For example, in a recent negotiation over music licensing rights, it quickly became clear that the "work made for hire" concessions sought by the other side were simply contrary to the relevant provisions of the Copyright Act. There was no need for protracted negotiation or argument when the irrefutable answer was that the other side's position was contrary to the law.
Another example where the expertise of lawyers in an IP Group well serve entertainment and media clients involves the technicalities of copyright registration, and recordation of assignments. Copyright registration establishes ownership of creative works and provides important legal protections. However, a number of complex issues can arise in the course of navigating the registration process - for example, where software exists in multiple prior versions. Often, issues surrounding ownership are a key part of the "dealmaking" process, and understanding copyright ownership is an important advantage in many areas, including negotiation, securitization, bankruptcy, and others.
Finally, an IP Group such as ours offers trademark counseling and registration for entertainment and media clients. In today's global business climate, it is important to remember that trademarks are territorial, and the importance of seeking international protection for valuable brands cannot be overemphasized. Our firm, for example, includes a very active international trademark practice.
Large Firms Offer A Breadth Of Practice Areas To Entertainment And Media Clients
In addition to the advantages of a firm with depth in intellectual property law, entertainment and media clients are well served when they can mine the rich cross-practice resources of a large law firm. Recent examples at our firm include a music publisher with business issues including labor and employment and landlord/tenant relations; an arts-presenting non-profit in need of tax advice; a performing organization whose sound recordings had become entangled in a bankruptcy filing; a novelist's estate in need of international tax advice; a music publisher in need of immigration advice; a musician's estate in need of trusts and estates advice; and many others. In every case, the object of the cross-practice legal team was to provide efficient and cost-effective legal services starting from and rooted in a holistic understanding of the client's business and creative goals.
In other examples, entertainment and media companies have long sought out our multi-practice firm specifically for its nationally recognized practice groups. For example, our prominent Real Estate Department provides services for entertainment, media, and sports clients such as a national theatre chain, a major league baseball franchise, and a leading symphony orchestra. Finally, the interest in entertainment and media clients carries through to the pro bono commitments of the firm and its lawyers, with a very long list of non-profits and individuals in the arts represented by our attorneys, who in turn gain insight into the needs of the creative world.
A traditional large law firm that offers entertainment law expertise along with diverse practice groups can be a valuable resource for entertainment and media clients who seek comprehensive legal services under one roof.
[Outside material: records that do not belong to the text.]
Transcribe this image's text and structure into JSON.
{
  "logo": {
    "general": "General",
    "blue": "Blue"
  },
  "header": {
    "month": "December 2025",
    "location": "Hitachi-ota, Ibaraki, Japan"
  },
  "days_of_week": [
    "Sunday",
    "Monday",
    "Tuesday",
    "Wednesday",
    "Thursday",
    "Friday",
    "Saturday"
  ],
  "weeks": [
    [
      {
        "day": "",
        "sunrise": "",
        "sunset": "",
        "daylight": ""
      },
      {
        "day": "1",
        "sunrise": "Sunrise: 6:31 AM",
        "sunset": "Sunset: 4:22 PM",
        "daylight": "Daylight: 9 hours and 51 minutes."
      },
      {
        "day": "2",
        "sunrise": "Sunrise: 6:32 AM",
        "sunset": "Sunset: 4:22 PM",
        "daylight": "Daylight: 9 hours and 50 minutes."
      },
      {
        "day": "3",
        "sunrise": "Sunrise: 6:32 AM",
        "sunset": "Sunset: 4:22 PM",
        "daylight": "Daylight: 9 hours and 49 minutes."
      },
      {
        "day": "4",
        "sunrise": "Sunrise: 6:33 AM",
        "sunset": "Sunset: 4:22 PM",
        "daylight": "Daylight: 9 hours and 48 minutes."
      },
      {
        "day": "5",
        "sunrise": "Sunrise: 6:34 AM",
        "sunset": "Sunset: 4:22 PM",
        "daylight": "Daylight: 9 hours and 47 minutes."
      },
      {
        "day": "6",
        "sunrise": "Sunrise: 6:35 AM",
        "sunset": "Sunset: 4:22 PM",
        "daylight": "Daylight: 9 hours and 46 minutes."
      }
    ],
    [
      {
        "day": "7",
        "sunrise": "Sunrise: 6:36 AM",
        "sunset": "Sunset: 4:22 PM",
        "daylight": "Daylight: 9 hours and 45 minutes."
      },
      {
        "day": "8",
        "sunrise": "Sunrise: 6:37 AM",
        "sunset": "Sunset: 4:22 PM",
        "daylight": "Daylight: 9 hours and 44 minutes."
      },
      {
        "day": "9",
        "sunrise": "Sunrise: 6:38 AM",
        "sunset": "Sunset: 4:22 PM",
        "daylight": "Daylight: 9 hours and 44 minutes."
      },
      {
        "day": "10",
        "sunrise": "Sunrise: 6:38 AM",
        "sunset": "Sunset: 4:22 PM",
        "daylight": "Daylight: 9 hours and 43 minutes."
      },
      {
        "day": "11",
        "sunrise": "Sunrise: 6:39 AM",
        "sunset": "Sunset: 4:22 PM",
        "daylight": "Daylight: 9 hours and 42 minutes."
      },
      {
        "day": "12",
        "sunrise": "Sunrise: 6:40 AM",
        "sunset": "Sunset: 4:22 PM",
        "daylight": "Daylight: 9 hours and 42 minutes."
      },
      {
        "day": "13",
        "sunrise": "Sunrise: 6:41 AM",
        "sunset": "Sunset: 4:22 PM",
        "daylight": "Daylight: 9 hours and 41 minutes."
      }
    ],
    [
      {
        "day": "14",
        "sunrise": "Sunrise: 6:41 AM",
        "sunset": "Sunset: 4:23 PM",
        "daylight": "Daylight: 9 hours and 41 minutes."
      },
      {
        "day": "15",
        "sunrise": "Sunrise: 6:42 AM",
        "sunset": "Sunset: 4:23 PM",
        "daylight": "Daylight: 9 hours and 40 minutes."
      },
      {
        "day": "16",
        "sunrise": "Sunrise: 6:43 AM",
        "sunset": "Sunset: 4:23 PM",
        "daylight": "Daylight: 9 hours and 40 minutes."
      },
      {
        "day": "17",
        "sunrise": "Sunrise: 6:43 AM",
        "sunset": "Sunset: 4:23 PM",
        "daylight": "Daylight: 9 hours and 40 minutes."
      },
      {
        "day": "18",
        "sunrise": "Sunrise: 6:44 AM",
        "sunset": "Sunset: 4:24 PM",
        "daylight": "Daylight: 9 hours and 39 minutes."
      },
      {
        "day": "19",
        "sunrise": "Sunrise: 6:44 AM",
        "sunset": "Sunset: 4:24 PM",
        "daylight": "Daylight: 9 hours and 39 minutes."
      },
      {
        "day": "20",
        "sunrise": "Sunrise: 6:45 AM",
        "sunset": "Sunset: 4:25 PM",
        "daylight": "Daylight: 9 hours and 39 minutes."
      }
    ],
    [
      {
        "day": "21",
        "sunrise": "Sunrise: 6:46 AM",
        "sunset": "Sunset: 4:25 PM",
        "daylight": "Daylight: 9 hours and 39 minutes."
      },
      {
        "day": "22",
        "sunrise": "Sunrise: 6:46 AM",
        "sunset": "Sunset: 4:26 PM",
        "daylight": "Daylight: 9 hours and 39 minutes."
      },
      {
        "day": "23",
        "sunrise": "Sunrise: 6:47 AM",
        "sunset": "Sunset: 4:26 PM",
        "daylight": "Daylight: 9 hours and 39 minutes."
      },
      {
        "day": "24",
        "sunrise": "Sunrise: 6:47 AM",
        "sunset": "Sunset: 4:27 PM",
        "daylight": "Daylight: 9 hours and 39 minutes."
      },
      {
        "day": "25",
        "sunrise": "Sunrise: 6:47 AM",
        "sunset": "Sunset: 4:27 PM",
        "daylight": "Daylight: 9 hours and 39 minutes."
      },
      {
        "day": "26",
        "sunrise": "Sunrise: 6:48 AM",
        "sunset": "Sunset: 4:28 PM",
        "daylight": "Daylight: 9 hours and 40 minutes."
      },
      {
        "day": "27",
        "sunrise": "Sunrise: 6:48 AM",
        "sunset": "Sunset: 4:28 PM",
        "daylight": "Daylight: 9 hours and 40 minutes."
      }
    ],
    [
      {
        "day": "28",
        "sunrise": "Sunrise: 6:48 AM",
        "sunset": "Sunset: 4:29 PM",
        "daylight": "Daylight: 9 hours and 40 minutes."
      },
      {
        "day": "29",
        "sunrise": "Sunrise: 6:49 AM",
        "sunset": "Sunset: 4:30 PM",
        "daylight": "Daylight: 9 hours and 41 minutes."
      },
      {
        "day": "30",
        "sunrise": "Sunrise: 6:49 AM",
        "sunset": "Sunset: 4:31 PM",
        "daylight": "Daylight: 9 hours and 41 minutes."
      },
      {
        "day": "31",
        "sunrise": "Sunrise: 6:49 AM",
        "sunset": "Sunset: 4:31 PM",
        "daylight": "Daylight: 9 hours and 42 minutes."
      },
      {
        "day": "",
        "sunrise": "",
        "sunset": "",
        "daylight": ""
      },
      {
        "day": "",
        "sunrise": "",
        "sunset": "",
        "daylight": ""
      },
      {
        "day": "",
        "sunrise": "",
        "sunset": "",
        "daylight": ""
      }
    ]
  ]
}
With diverse practice areas as part of the firm's normal structure, and attorneys who are able to understand the special needs of the entertainment and media client, service to our clients never misses a beat.
Published February 1, 2006.